Last week I wrote about whether or not I'm doing my downward facing dog correctly. I'm a stickler for doing things right so I explored online references to answer my question. I found some answers but wasn't satisfied with having all the answers (do we ever have all the answers?!?)
This week I dove into downward facing dog in greater detail and looked to my books for some more answers. And I found some additional insights!
Erich Schiffmann has been in the shadows of my practice for many years. One of my go to resources is his book, Yoga: The Spirit and Practice of Moving into Stillness. It was in this book that I found a well detailed description of downward facing dog.
My biggest take away from his book was the placement of the hands. Starting in extended child's pose, mark where your hands are and don't move them. Move back into hands and knees position and then move into downward facing dog. It is like magic that the hands are in the "right" position not only for downward facing dog but also for plank.
The part that had been tricking me was my hands were directly under my shoulders in hands and knees position. This hand position didn't allow for a "long dog" and it definitely didn't work for plank. Now my only catch is that if I don't start with extended child's pose (e.g., like in some sun salutations sequences), I will need to remember to place my hands further forward. But what a great lesson especially when I want to be able to teach someone else yoga one day!
The second book I explored for answers was Anatomy of Hatha Yoga by H.D. Coulter. I really need to buy this book because I've had the library's copy on loan multiple times this year. With my anatomy background, this book speaks to me!
The book details the actual angle of hip flexion (from anatomical position), which I think was what I was looking for not necessarily how far apart are the hands and feet. Based on proper "long dog" position with the feet on the ground, the hips should be flexed at 90-120 degrees at the joint. If the feet don't touch the ground such as in "short dog" the hips will be flexed at 45-60 degrees at the joint.
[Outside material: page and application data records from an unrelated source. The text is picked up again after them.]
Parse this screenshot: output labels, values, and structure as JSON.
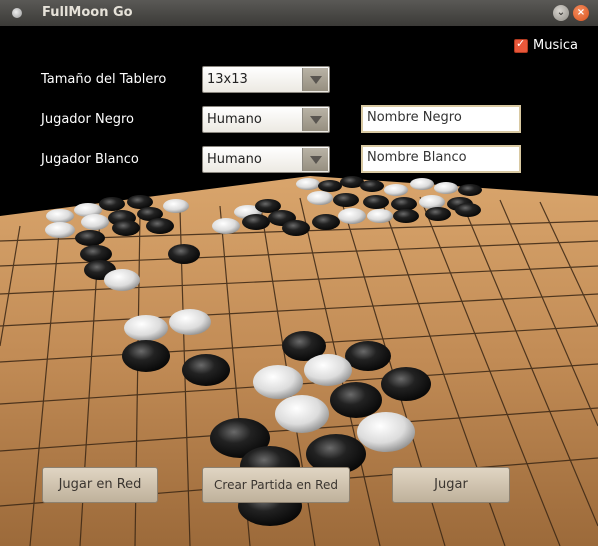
{
  "window": {
    "title": "FullMoon Go"
  },
  "options": {
    "music_label": "Musica",
    "music_checked": true
  },
  "form": {
    "board_size_label": "Tamaño del Tablero",
    "board_size_value": "13x13",
    "black_player_label": "Jugador Negro",
    "black_player_value": "Humano",
    "black_name_value": "Nombre Negro",
    "white_player_label": "Jugador Blanco",
    "white_player_value": "Humano",
    "white_name_value": "Nombre Blanco"
  },
  "buttons": {
    "play_network": "Jugar en Red",
    "create_network_game": "Crear Partida en Red",
    "play": "Jugar"
  },
  "colors": {
    "board_wood": "#b88654",
    "accent_close": "#e65a28"
  }
}
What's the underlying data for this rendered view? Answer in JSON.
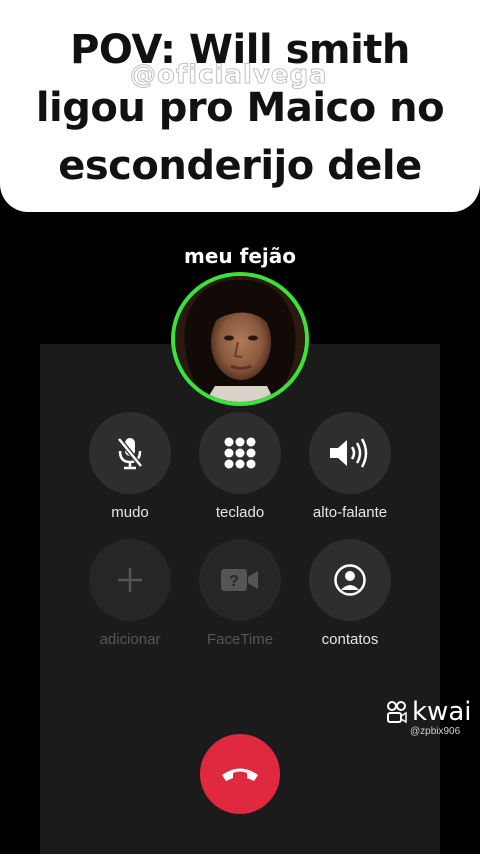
{
  "caption": {
    "lines": [
      "POV: Will smith",
      "ligou pro Maico no",
      "esconderijo dele"
    ],
    "watermark": "@oficialvega"
  },
  "call": {
    "contact_name": "meu fejão",
    "buttons": [
      {
        "label": "mudo",
        "icon": "mic-off-icon",
        "enabled": true
      },
      {
        "label": "teclado",
        "icon": "keypad-icon",
        "enabled": true
      },
      {
        "label": "alto-falante",
        "icon": "speaker-icon",
        "enabled": true
      },
      {
        "label": "adicionar",
        "icon": "plus-icon",
        "enabled": false
      },
      {
        "label": "FaceTime",
        "icon": "facetime-icon",
        "enabled": false
      },
      {
        "label": "contatos",
        "icon": "contacts-icon",
        "enabled": true
      }
    ],
    "end_call_icon": "phone-hangup-icon"
  },
  "kwai": {
    "brand": "kwai",
    "handle": "@zpbix906"
  },
  "colors": {
    "avatar_ring": "#3ae23a",
    "end_call": "#e0283f",
    "panel": "#1b1b1b"
  }
}
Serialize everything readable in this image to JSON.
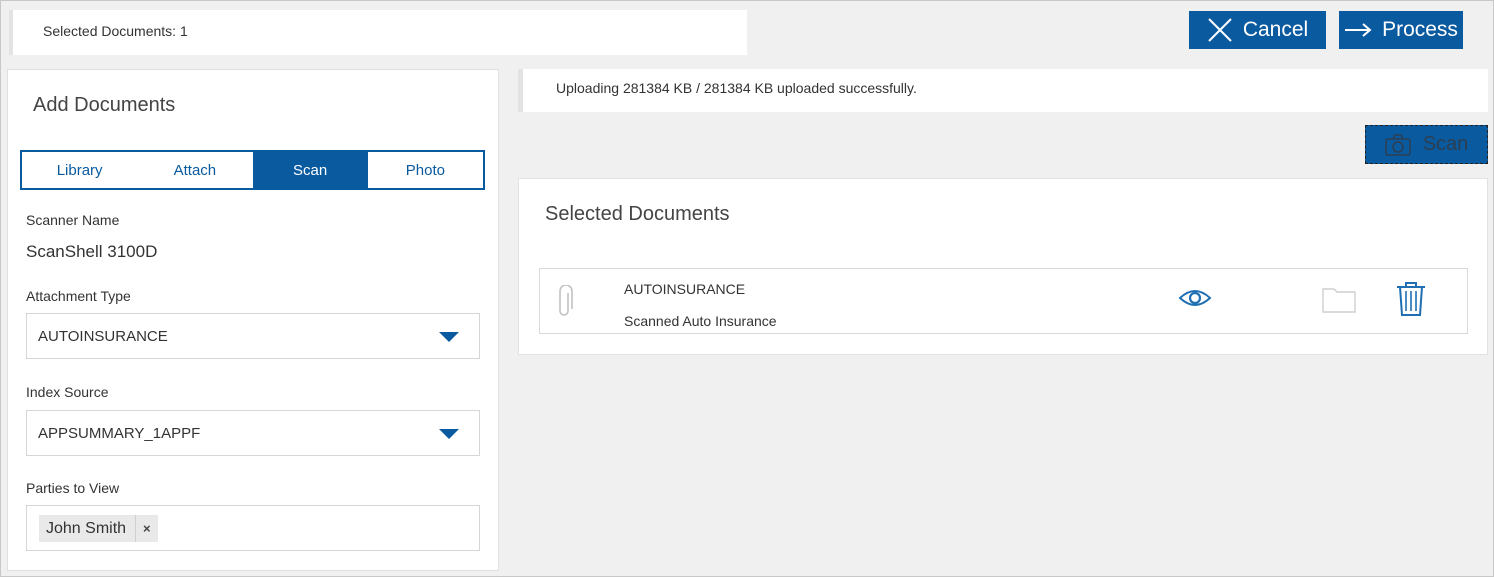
{
  "header": {
    "selected_documents": "Selected Documents: 1",
    "cancel_label": "Cancel",
    "process_label": "Process"
  },
  "left_panel": {
    "title": "Add Documents",
    "tabs": [
      {
        "label": "Library",
        "active": false
      },
      {
        "label": "Attach",
        "active": false
      },
      {
        "label": "Scan",
        "active": true
      },
      {
        "label": "Photo",
        "active": false
      }
    ],
    "scanner_name_label": "Scanner Name",
    "scanner_name_value": "ScanShell 3100D",
    "attachment_type_label": "Attachment Type",
    "attachment_type_value": "AUTOINSURANCE",
    "index_source_label": "Index Source",
    "index_source_value": "APPSUMMARY_1APPF",
    "parties_label": "Parties to View",
    "parties": [
      "John Smith"
    ],
    "tag_remove": "×"
  },
  "main": {
    "upload_status": "Uploading 281384 KB / 281384 KB uploaded successfully.",
    "scan_label": "Scan",
    "docs_title": "Selected Documents",
    "documents": [
      {
        "name": "AUTOINSURANCE",
        "description": "Scanned Auto Insurance"
      }
    ]
  },
  "icons": {
    "cancel": "close-icon",
    "process": "arrow-right-icon",
    "scan": "camera-icon",
    "attachment": "paperclip-icon",
    "view": "eye-icon",
    "folder": "folder-icon",
    "delete": "trash-icon"
  },
  "colors": {
    "primary": "#0a5aa0",
    "background": "#f0f0f0",
    "panel": "#ffffff"
  }
}
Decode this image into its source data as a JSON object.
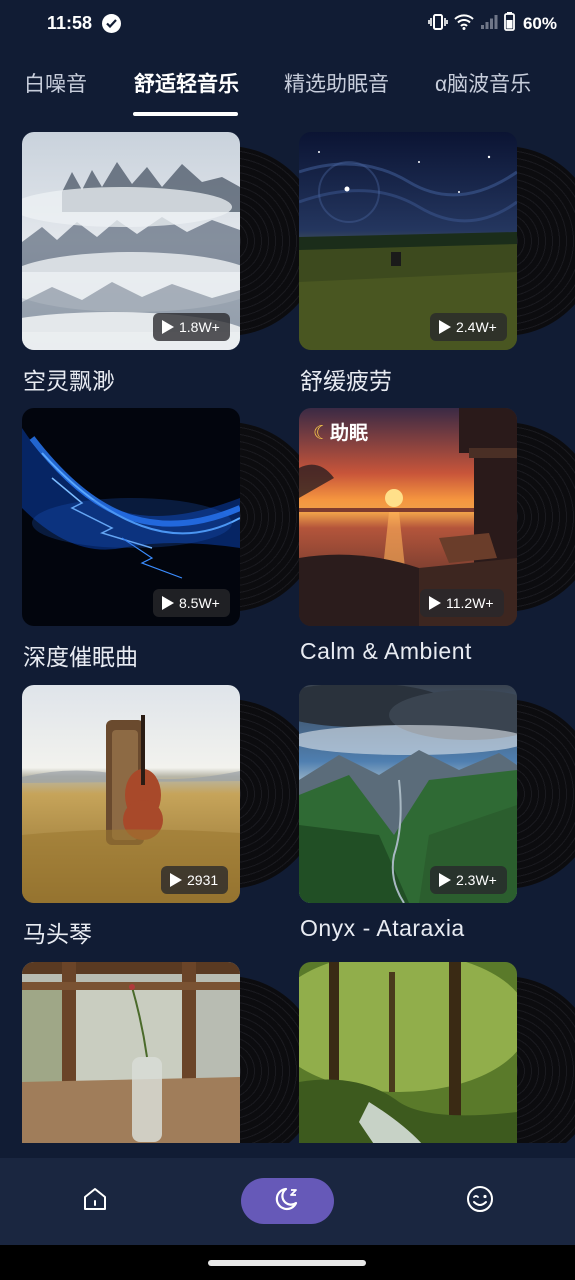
{
  "status": {
    "time": "11:58",
    "battery": "60%"
  },
  "tabs": [
    {
      "label": "白噪音"
    },
    {
      "label": "舒适轻音乐"
    },
    {
      "label": "精选助眠音"
    },
    {
      "label": "α脑波音乐"
    }
  ],
  "cards": [
    {
      "title": "空灵飘渺",
      "plays": "1.8W+"
    },
    {
      "title": "舒缓疲劳",
      "plays": "2.4W+"
    },
    {
      "title": "深度催眠曲",
      "plays": "8.5W+"
    },
    {
      "title": "Calm & Ambient",
      "plays": "11.2W+",
      "tag": "助眠"
    },
    {
      "title": "马头琴",
      "plays": "2931"
    },
    {
      "title": "Onyx - Ataraxia",
      "plays": "2.3W+"
    },
    {
      "title": ""
    },
    {
      "title": ""
    }
  ],
  "colors": {
    "background": "#111c34",
    "nav_background": "#1a2640",
    "active_pill": "#6659b8"
  },
  "icons": {
    "nav": [
      "home-icon",
      "moon-icon",
      "smile-icon"
    ]
  }
}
This is where a mirror can be very helpful to watch the angle. Good insight into positioning.
Another common complaint of mine with my downward facing dogs is my heels are off the ground (darn, tight calves!) and knees bent. However, there is an anatomical purpose for taking this position. Having the heels flexed (as close to 45 degrees as possible) and the knees bent allows the lumbar spine to release. The two muscles that flex the knee (calves and hamstrings) are no longer stretching at the knee and thus allow the sit bones to press further back. Reduced leg tension and aaahhh - what a wonderful stretch!
Okay - this downward facing dog pose is mighty complex. I truly think I've just scratched the surface. It is a full body pose and thus, needs many posts to explore all aspects of the pose.
More dogs to come,
Aspiring Yoga Teacher
I've practiced yoga since I was a pre-teen and have always found it to keep me centered. I will be a teacher one day and this is my journey to discover teaching and practice.